Leaders from Ireland and Northern Ireland have made contradictory demands that threaten to hold up the Brexit negotiations.
Leo Varadkar, the prime minister of Ireland, has threatened to veto progress in the talks unless a hard border with Northern Ireland is ruled out.
Arlene Foster, the leader of the Democratic Unionist Party (DUP) of Northern Ireland, whose support Theresa May’s Conservatives need for their majority in Westminster, has said she will accept neither a barrier between the province and the rest of the United Kingdom nor an agreement that would force Northern Ireland to mirror EU regulations.
Irish prime minister Enda Kenny has for the first time raised the option of unification with Northern Ireland, saying, “The discussion and negotiations that take place over the next period should take into account the possibility.”
Kenny’s liberal Fine Gael party hasn’t historically advocated the incorporation of British Northern Ireland into the Irish republic, but the European Union referendum last month has made the situation more fluid.
Northern Ireland’s first minister, Peter Robinson, stepped down on Thursday and pulled most of his Democratic Unionist Party (DUP) ministers out of the region’s devolved government in an escalation of its standoff with the republican Sinn Féin.
The only unionist cabinet minister who did not resign, Arlene Foster, is taking over as acting first minister.

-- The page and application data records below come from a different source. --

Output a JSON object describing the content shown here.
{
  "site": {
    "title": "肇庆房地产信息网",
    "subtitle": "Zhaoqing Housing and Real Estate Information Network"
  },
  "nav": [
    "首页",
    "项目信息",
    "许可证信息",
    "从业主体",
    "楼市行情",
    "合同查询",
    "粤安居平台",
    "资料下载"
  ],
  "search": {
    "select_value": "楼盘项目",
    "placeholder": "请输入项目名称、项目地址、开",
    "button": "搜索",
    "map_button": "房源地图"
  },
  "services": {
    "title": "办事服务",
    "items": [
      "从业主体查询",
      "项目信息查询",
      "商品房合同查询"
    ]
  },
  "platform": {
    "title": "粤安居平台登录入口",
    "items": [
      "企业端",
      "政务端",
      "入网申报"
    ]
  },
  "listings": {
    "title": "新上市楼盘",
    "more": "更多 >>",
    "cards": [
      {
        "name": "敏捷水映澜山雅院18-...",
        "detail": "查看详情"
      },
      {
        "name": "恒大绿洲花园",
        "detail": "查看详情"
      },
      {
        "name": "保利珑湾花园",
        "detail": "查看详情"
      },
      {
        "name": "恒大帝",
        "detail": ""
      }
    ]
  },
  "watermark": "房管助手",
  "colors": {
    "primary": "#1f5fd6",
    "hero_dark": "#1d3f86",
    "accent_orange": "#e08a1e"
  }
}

The resignations come after Robinson failed to gain the backing of other parties to suspend the Northern Ireland assembly and call early elections. His sudden withdrawal from the provincial government casts doubt on a power-sharing agreement that has kept the peace in Britain’s Irish enclave for twenty years. Read more “Unionists Pull Out of Northern Ireland Executive”